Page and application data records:
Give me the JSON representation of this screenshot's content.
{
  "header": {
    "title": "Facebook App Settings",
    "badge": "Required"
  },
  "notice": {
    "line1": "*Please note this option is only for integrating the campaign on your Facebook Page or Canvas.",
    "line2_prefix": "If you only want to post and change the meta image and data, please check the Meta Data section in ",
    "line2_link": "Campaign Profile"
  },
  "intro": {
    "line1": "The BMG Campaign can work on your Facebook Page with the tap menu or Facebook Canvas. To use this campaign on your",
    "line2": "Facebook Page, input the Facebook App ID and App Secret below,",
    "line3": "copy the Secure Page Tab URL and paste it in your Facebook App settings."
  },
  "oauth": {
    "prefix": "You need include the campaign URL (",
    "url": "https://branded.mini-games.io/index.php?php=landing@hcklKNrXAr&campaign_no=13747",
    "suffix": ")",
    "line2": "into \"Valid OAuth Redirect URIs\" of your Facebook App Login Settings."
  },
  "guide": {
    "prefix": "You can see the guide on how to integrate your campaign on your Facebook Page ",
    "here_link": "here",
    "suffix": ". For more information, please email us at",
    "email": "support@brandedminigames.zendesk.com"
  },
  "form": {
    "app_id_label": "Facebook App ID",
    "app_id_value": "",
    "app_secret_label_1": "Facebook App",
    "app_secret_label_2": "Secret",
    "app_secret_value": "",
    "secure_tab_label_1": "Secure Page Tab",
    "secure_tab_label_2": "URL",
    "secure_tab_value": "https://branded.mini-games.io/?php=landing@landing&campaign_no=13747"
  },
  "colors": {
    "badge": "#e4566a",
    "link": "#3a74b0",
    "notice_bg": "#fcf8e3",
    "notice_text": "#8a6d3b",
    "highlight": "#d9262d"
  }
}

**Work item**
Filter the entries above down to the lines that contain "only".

**Response to the exercise**
    "line1": "*Please note this option is only for integrating the campaign on your Facebook Page or Canvas.",
    "line2_prefix": "If you only want to post and change the meta image and data, please check the Meta Data section in ",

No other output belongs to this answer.